All too often, people see termite swarmers and don’t think anything of the flying insects. After all, they just look like ants flying through the air. Unfortunately, a large group of flying insects could be an ominous sign of termites. Known as swarmers, this group of insects could be bad news for you. Check out our guide to termite swarmers and learn what you should do to protect your property.
What Is A Termite Swarmer, And Should You Worry?
A termite swarmer is a group of termites that leave the original colony to reproduce and form a new colony. Only some of the termites in the colony have wings, and the termites in a swarmer lose their wings after they mate.
Once the termites set off in flight, they don’t usually travel far. They’re not known for being efficient fliers and often remain on the same property or head to a nearby property. After landing, swarmers don’t waste any time in building a large colony.
Typically, swarmers head out in the spring or summer. Termites tend to remain quiet during the winter, but the warm climate of San Antonio means they can be very active in the winter. For that reason, you should always be on the lookout for a termite swarmer. Termite season can happen at any time, but most people refer to the spring as termite season.
Does It Mean Anything?
If you see a termite swarmer, you can be certain that San Antonio termites are nearby. They might be on your property or a neighbor’s property, but seeing a swarmer is a sign that these pests could be a threat to your building.

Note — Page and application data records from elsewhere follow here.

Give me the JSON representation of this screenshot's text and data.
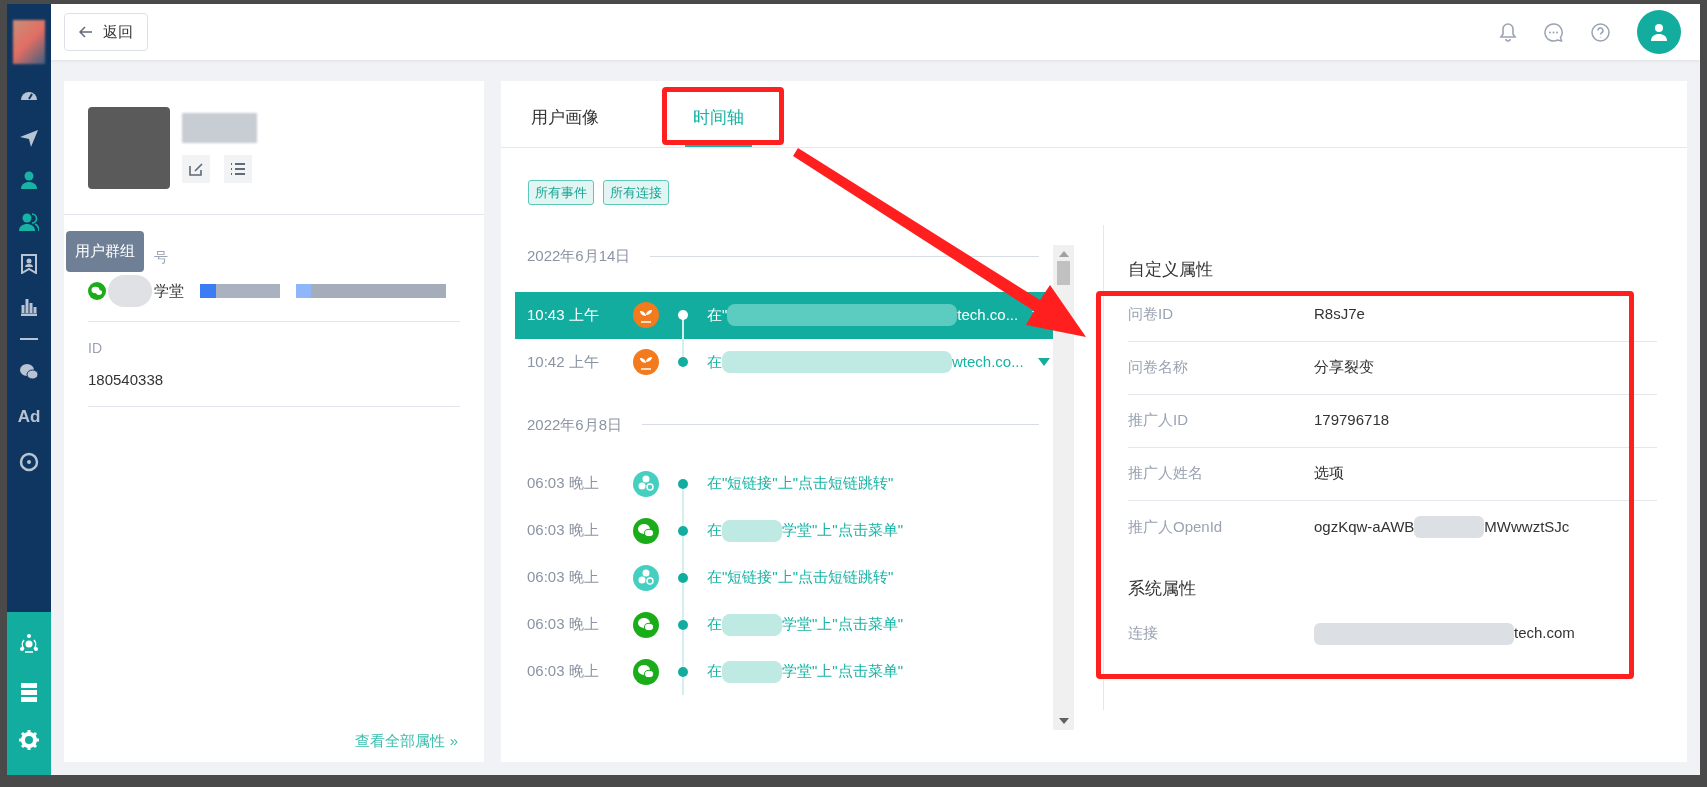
{
  "sidebar": {
    "items": [
      {
        "kind": "gauge",
        "active": false
      },
      {
        "kind": "send",
        "active": false
      },
      {
        "kind": "user",
        "active": true
      },
      {
        "kind": "users",
        "active": true
      },
      {
        "kind": "bookmark",
        "active": false
      },
      {
        "kind": "chart",
        "active": false
      },
      {
        "kind": "divider"
      },
      {
        "kind": "wechat",
        "active": false
      },
      {
        "kind": "text",
        "label": "Ad",
        "active": false
      },
      {
        "kind": "target",
        "active": false
      }
    ],
    "bottom_items": [
      {
        "kind": "network"
      },
      {
        "kind": "server"
      },
      {
        "kind": "gear"
      }
    ],
    "tooltip": "用户群组"
  },
  "topbar": {
    "back_button": "返回"
  },
  "profile": {
    "account_label": "号",
    "account_name_suffix": "学堂",
    "id_label": "ID",
    "id_value": "180540338",
    "view_all_link": "查看全部属性 »"
  },
  "tabs": [
    {
      "label": "用户画像",
      "selected": false
    },
    {
      "label": "时间轴",
      "selected": true
    }
  ],
  "filters": [
    {
      "label": "所有事件"
    },
    {
      "label": "所有连接"
    }
  ],
  "timeline": [
    {
      "date": "2022年6月14日",
      "events": [
        {
          "time": "10:43 上午",
          "kind": "plant",
          "parts": [
            "在\"",
            "tech.co..."
          ],
          "caret": true,
          "selected": true
        },
        {
          "time": "10:42 上午",
          "kind": "plant",
          "parts": [
            "在",
            "wtech.co..."
          ],
          "caret": true,
          "selected": false
        }
      ]
    },
    {
      "date": "2022年6月8日",
      "events": [
        {
          "time": "06:03 晚上",
          "kind": "shortlink",
          "parts": [
            "在\"短链接\"上\"点击短链跳转\""
          ],
          "caret": false,
          "selected": false
        },
        {
          "time": "06:03 晚上",
          "kind": "wechat",
          "parts": [
            "在",
            "学堂\"上\"点击菜单\""
          ],
          "caret": false,
          "selected": false
        },
        {
          "time": "06:03 晚上",
          "kind": "shortlink",
          "parts": [
            "在\"短链接\"上\"点击短链跳转\""
          ],
          "caret": false,
          "selected": false
        },
        {
          "time": "06:03 晚上",
          "kind": "wechat",
          "parts": [
            "在",
            "学堂\"上\"点击菜单\""
          ],
          "caret": false,
          "selected": false
        },
        {
          "time": "06:03 晚上",
          "kind": "wechat",
          "parts": [
            "在",
            "学堂\"上\"点击菜单\""
          ],
          "caret": false,
          "selected": false
        }
      ]
    }
  ],
  "custom_properties": {
    "title": "自定义属性",
    "rows": [
      {
        "label": "问卷ID",
        "parts": [
          "R8sJ7e"
        ]
      },
      {
        "label": "问卷名称",
        "parts": [
          "分享裂变"
        ]
      },
      {
        "label": "推广人ID",
        "parts": [
          "179796718"
        ]
      },
      {
        "label": "推广人姓名",
        "parts": [
          "选项"
        ]
      },
      {
        "label": "推广人OpenId",
        "parts": [
          "ogzKqw-aAWB",
          "MWwwztSJc"
        ]
      }
    ]
  },
  "system_properties": {
    "title": "系统属性",
    "rows": [
      {
        "label": "连接",
        "redacted_prefix": true,
        "parts": [
          "tech.com"
        ]
      }
    ]
  }
}
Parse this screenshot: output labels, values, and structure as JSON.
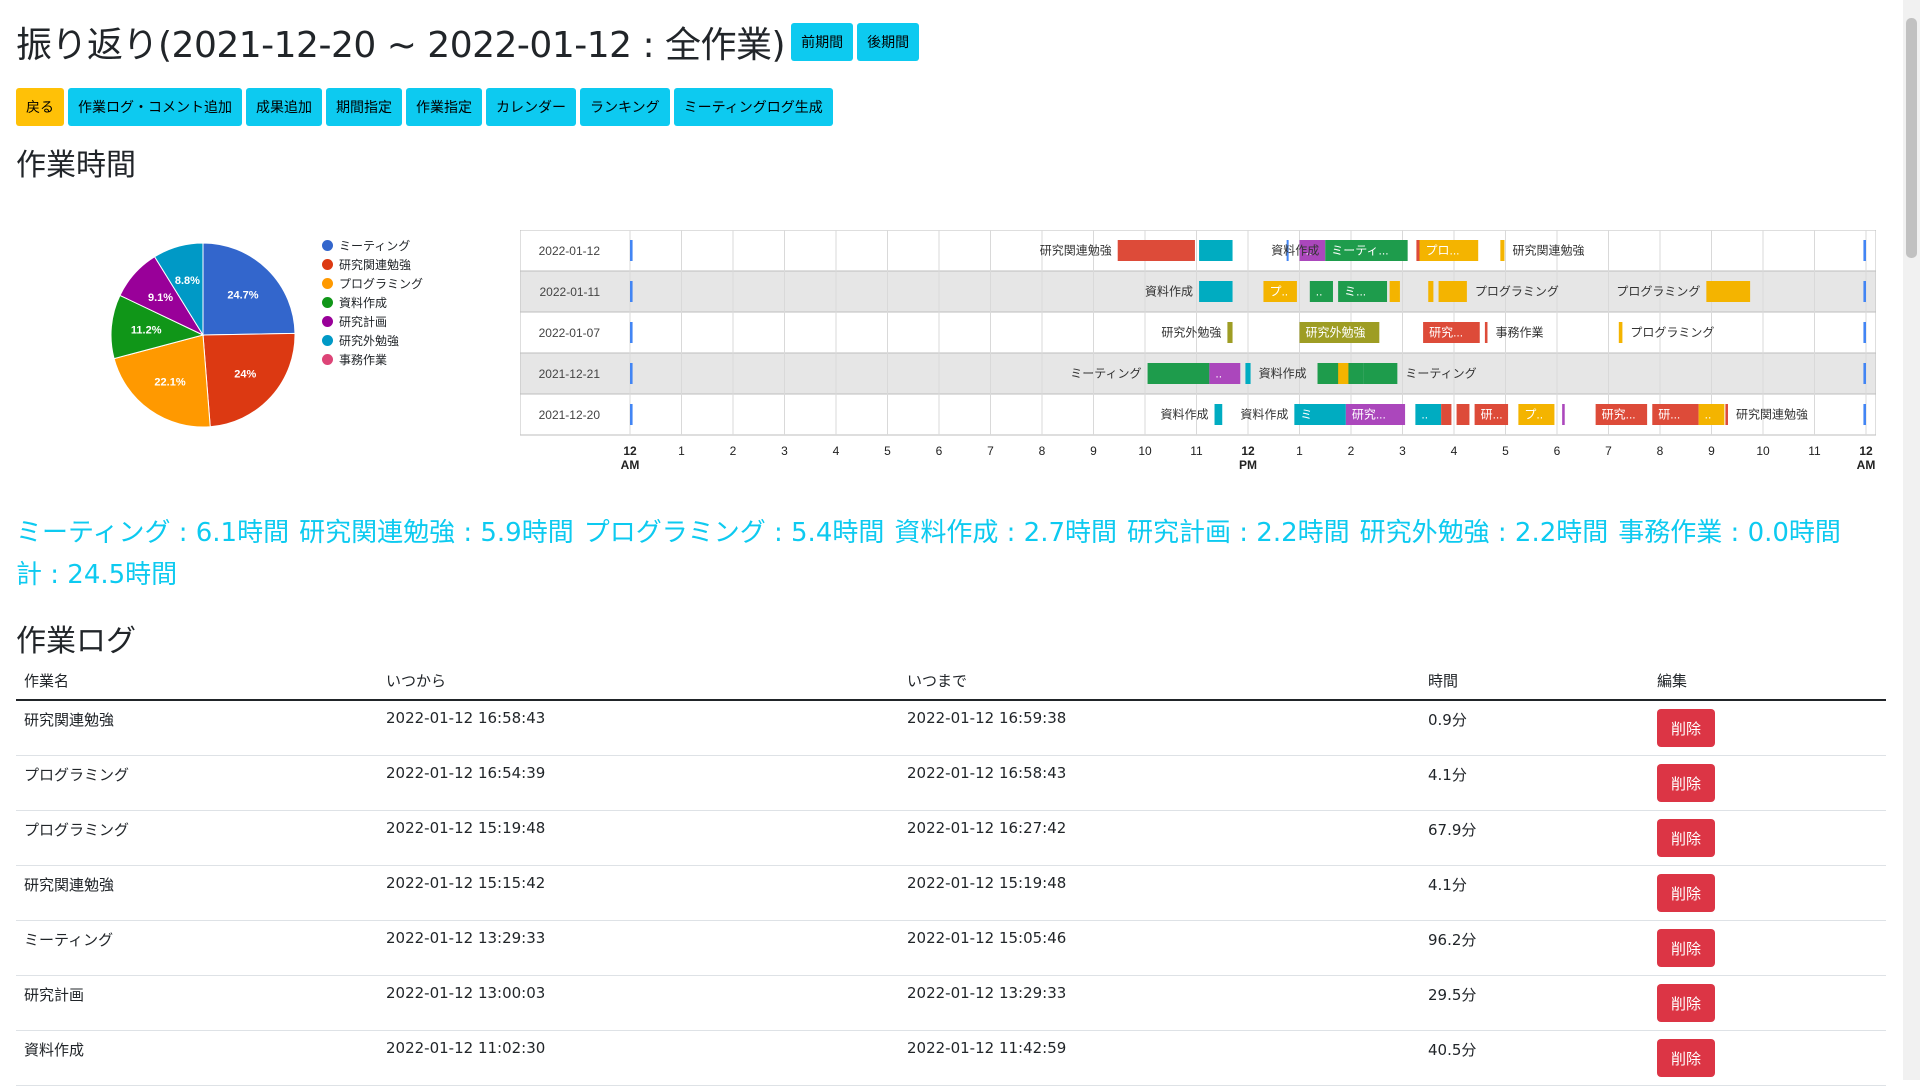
{
  "header": {
    "title": "振り返り(2021-12-20 ~ 2022-01-12 : 全作業)",
    "prev_label": "前期間",
    "next_label": "後期間"
  },
  "toolbar": [
    {
      "label": "戻る",
      "style": "warning"
    },
    {
      "label": "作業ログ・コメント追加",
      "style": "info"
    },
    {
      "label": "成果追加",
      "style": "info"
    },
    {
      "label": "期間指定",
      "style": "info"
    },
    {
      "label": "作業指定",
      "style": "info"
    },
    {
      "label": "カレンダー",
      "style": "info"
    },
    {
      "label": "ランキング",
      "style": "info"
    },
    {
      "label": "ミーティングログ生成",
      "style": "info"
    }
  ],
  "work_time": {
    "heading": "作業時間"
  },
  "colors": {
    "ミーティング": "#3366cc",
    "研究関連勉強": "#dc3912",
    "プログラミング": "#ff9900",
    "資料作成": "#109618",
    "研究計画": "#990099",
    "研究外勉強": "#0099c6",
    "事務作業": "#dd4477"
  },
  "chart_data": [
    {
      "type": "pie",
      "categories": [
        "ミーティング",
        "研究関連勉強",
        "プログラミング",
        "資料作成",
        "研究計画",
        "研究外勉強",
        "事務作業"
      ],
      "values": [
        24.7,
        24.0,
        22.1,
        11.2,
        9.1,
        8.8,
        0.0
      ],
      "labels": [
        "24.7%",
        "24%",
        "22.1%",
        "11.2%",
        "9.1%",
        "8.8%",
        ""
      ],
      "legend": "right"
    },
    {
      "type": "timeline",
      "rows": [
        "2022-01-12",
        "2022-01-11",
        "2022-01-07",
        "2021-12-21",
        "2021-12-20"
      ],
      "x_ticks": [
        "12 AM",
        "1",
        "2",
        "3",
        "4",
        "5",
        "6",
        "7",
        "8",
        "9",
        "10",
        "11",
        "12 PM",
        "1",
        "2",
        "3",
        "4",
        "5",
        "6",
        "7",
        "8",
        "9",
        "10",
        "11",
        "12 AM"
      ],
      "xlim_hours": [
        0,
        24
      ],
      "bar_colors": {
        "red": "#dd4b39",
        "teal": "#00acc1",
        "purple": "#ab47bc",
        "green": "#1e9c4c",
        "yellow": "#f4b400",
        "olive": "#9e9d24",
        "blue": "#4285f4"
      },
      "bars": [
        {
          "row": 0,
          "start": 0.0,
          "end": 0.05,
          "color": "blue",
          "label": ""
        },
        {
          "row": 0,
          "start": 12.75,
          "end": 12.77,
          "color": "blue",
          "label": ""
        },
        {
          "row": 0,
          "start": 9.47,
          "end": 10.97,
          "color": "red",
          "label": "研究関連勉強",
          "label_side": "left"
        },
        {
          "row": 0,
          "start": 11.05,
          "end": 11.7,
          "color": "teal",
          "label": ""
        },
        {
          "row": 0,
          "start": 13.0,
          "end": 13.5,
          "color": "purple",
          "label": "..",
          "label_side": "inside"
        },
        {
          "row": 0,
          "start": 13.5,
          "end": 15.1,
          "color": "green",
          "label": "ミーティ...",
          "label_side": "inside",
          "pre_label": "資料作成"
        },
        {
          "row": 0,
          "start": 15.27,
          "end": 15.33,
          "color": "red",
          "label": ""
        },
        {
          "row": 0,
          "start": 15.33,
          "end": 16.47,
          "color": "yellow",
          "label": "プロ...",
          "label_side": "inside"
        },
        {
          "row": 0,
          "start": 16.9,
          "end": 16.98,
          "color": "yellow",
          "label": "研究関連勉強",
          "label_side": "right"
        },
        {
          "row": 0,
          "start": 23.95,
          "end": 24.0,
          "color": "blue",
          "label": ""
        },
        {
          "row": 1,
          "start": 0.0,
          "end": 0.05,
          "color": "blue",
          "label": ""
        },
        {
          "row": 1,
          "start": 11.05,
          "end": 11.7,
          "color": "teal",
          "label": "資料作成",
          "label_side": "left"
        },
        {
          "row": 1,
          "start": 12.3,
          "end": 12.95,
          "color": "yellow",
          "label": "プ..",
          "label_side": "inside"
        },
        {
          "row": 1,
          "start": 13.2,
          "end": 13.65,
          "color": "green",
          "label": "..",
          "label_side": "inside"
        },
        {
          "row": 1,
          "start": 13.75,
          "end": 14.7,
          "color": "green",
          "label": "ミ...",
          "label_side": "inside"
        },
        {
          "row": 1,
          "start": 14.75,
          "end": 14.95,
          "color": "yellow",
          "label": ""
        },
        {
          "row": 1,
          "start": 15.5,
          "end": 15.6,
          "color": "yellow",
          "label": ""
        },
        {
          "row": 1,
          "start": 15.7,
          "end": 16.25,
          "color": "yellow",
          "label": "プログラミング",
          "label_side": "right"
        },
        {
          "row": 1,
          "start": 20.9,
          "end": 21.75,
          "color": "yellow",
          "label": "プログラミング",
          "label_side": "left"
        },
        {
          "row": 1,
          "start": 23.95,
          "end": 24.0,
          "color": "blue",
          "label": ""
        },
        {
          "row": 2,
          "start": 0.0,
          "end": 0.05,
          "color": "blue",
          "label": ""
        },
        {
          "row": 2,
          "start": 11.6,
          "end": 11.7,
          "color": "olive",
          "label": "研究外勉強",
          "label_side": "left"
        },
        {
          "row": 2,
          "start": 13.0,
          "end": 14.55,
          "color": "olive",
          "label": "研究外勉強",
          "label_side": "inside"
        },
        {
          "row": 2,
          "start": 15.4,
          "end": 16.5,
          "color": "red",
          "label": "研究...",
          "label_side": "inside"
        },
        {
          "row": 2,
          "start": 16.6,
          "end": 16.65,
          "color": "red",
          "label": "事務作業",
          "label_side": "right"
        },
        {
          "row": 2,
          "start": 19.2,
          "end": 19.27,
          "color": "yellow",
          "label": "プログラミング",
          "label_side": "right"
        },
        {
          "row": 2,
          "start": 23.95,
          "end": 24.0,
          "color": "blue",
          "label": ""
        },
        {
          "row": 3,
          "start": 0.0,
          "end": 0.05,
          "color": "blue",
          "label": ""
        },
        {
          "row": 3,
          "start": 10.05,
          "end": 11.25,
          "color": "green",
          "label": "ミーティング",
          "label_side": "left"
        },
        {
          "row": 3,
          "start": 11.25,
          "end": 11.85,
          "color": "purple",
          "label": "..",
          "label_side": "inside"
        },
        {
          "row": 3,
          "start": 11.95,
          "end": 12.05,
          "color": "teal",
          "label": "資料作成",
          "label_side": "right"
        },
        {
          "row": 3,
          "start": 13.35,
          "end": 14.25,
          "color": "green",
          "label": ""
        },
        {
          "row": 3,
          "start": 14.25,
          "end": 14.9,
          "color": "green",
          "label": "ミーティング",
          "label_side": "right"
        },
        {
          "row": 3,
          "start": 13.75,
          "end": 13.95,
          "color": "yellow",
          "label": ""
        },
        {
          "row": 3,
          "start": 23.95,
          "end": 24.0,
          "color": "blue",
          "label": ""
        },
        {
          "row": 4,
          "start": 0.0,
          "end": 0.05,
          "color": "blue",
          "label": ""
        },
        {
          "row": 4,
          "start": 11.35,
          "end": 11.5,
          "color": "teal",
          "label": "資料作成",
          "label_side": "left"
        },
        {
          "row": 4,
          "start": 12.9,
          "end": 13.9,
          "color": "teal",
          "label": "ミ",
          "label_side": "inside",
          "pre_label": "資料作成"
        },
        {
          "row": 4,
          "start": 13.9,
          "end": 15.05,
          "color": "purple",
          "label": "研究...",
          "label_side": "inside"
        },
        {
          "row": 4,
          "start": 15.25,
          "end": 15.75,
          "color": "teal",
          "label": "..",
          "label_side": "inside"
        },
        {
          "row": 4,
          "start": 15.75,
          "end": 15.95,
          "color": "red",
          "label": ""
        },
        {
          "row": 4,
          "start": 16.05,
          "end": 16.3,
          "color": "red",
          "label": ""
        },
        {
          "row": 4,
          "start": 16.4,
          "end": 17.05,
          "color": "red",
          "label": "研...",
          "label_side": "inside"
        },
        {
          "row": 4,
          "start": 17.25,
          "end": 17.95,
          "color": "yellow",
          "label": "プ..",
          "label_side": "inside"
        },
        {
          "row": 4,
          "start": 18.1,
          "end": 18.15,
          "color": "purple",
          "label": ""
        },
        {
          "row": 4,
          "start": 18.75,
          "end": 19.75,
          "color": "red",
          "label": "研究...",
          "label_side": "inside"
        },
        {
          "row": 4,
          "start": 19.85,
          "end": 20.75,
          "color": "red",
          "label": "研...",
          "label_side": "inside"
        },
        {
          "row": 4,
          "start": 20.75,
          "end": 21.25,
          "color": "yellow",
          "label": "..",
          "label_side": "inside"
        },
        {
          "row": 4,
          "start": 21.27,
          "end": 21.32,
          "color": "red",
          "label": "研究関連勉強",
          "label_side": "right"
        },
        {
          "row": 4,
          "start": 23.95,
          "end": 24.0,
          "color": "blue",
          "label": ""
        }
      ]
    }
  ],
  "summary": {
    "items": [
      "ミーティング : 6.1時間",
      "研究関連勉強 : 5.9時間",
      "プログラミング : 5.4時間",
      "資料作成 : 2.7時間",
      "研究計画 : 2.2時間",
      "研究外勉強 : 2.2時間",
      "事務作業 : 0.0時間"
    ],
    "total": "計 : 24.5時間"
  },
  "log": {
    "heading": "作業ログ",
    "columns": [
      "作業名",
      "いつから",
      "いつまで",
      "時間",
      "編集"
    ],
    "delete_label": "削除",
    "rows": [
      {
        "name": "研究関連勉強",
        "from": "2022-01-12 16:58:43",
        "to": "2022-01-12 16:59:38",
        "time": "0.9分"
      },
      {
        "name": "プログラミング",
        "from": "2022-01-12 16:54:39",
        "to": "2022-01-12 16:58:43",
        "time": "4.1分"
      },
      {
        "name": "プログラミング",
        "from": "2022-01-12 15:19:48",
        "to": "2022-01-12 16:27:42",
        "time": "67.9分"
      },
      {
        "name": "研究関連勉強",
        "from": "2022-01-12 15:15:42",
        "to": "2022-01-12 15:19:48",
        "time": "4.1分"
      },
      {
        "name": "ミーティング",
        "from": "2022-01-12 13:29:33",
        "to": "2022-01-12 15:05:46",
        "time": "96.2分"
      },
      {
        "name": "研究計画",
        "from": "2022-01-12 13:00:03",
        "to": "2022-01-12 13:29:33",
        "time": "29.5分"
      },
      {
        "name": "資料作成",
        "from": "2022-01-12 11:02:30",
        "to": "2022-01-12 11:42:59",
        "time": "40.5分"
      }
    ]
  }
}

For many property owners, seeing a swarmer is the first sign of a termite infestation. Unfortunately, it could be too late to protect your home or business. By the time you see a swarmer, you could have hundreds or thousands of dollars in termite damage.
While a termite swarmer isn’t a guarantee that you have termites, it’s worth looking into. You should contact a pest control professional at the first swarmer sighting. They can search for termite damage and other signs of an infestation. By acting quickly, you may save money on repairs.
Can You Prevent A Swarmer From Colonizing?
Keeping termites away on your own is harder than you might imagine. Termite prevention is challenging and best left to the experts. That said, there are some steps you can take to limit the likelihood of termites invading your property.
If you don’t want termites to find your property appealing, you need to get rid of moisture. There are a few simple ways in which you can accomplish this. For one, repair all leaking fixtures. A leaky spigot could make your yard wet and soggy, which makes nearby wood wet as well.
Another way to reduce moisture is by fixing your drainage issues. If there is an area of poor drainage, do your best to fix it. You might need to hire someone to do the job, but doing so could save you from termites.
Limit Wood And Soil Contact
If your soil touches wood, subterranean termites could make their way into your wooden structures. Use concrete as a barrier, whenever possible. This alone won’t stop termites but may make your property less appealing.
Store Wood Away From Structures
Piles of firewood attract termites. Therefore, you can make your property less appealing to termites by storing firewood away from structures.
Call An Expert
The best form of termite protection comes from hiring a termite control professional. Here at Romney Pest Control, we want to save your home from termites. Give us a call to learn more.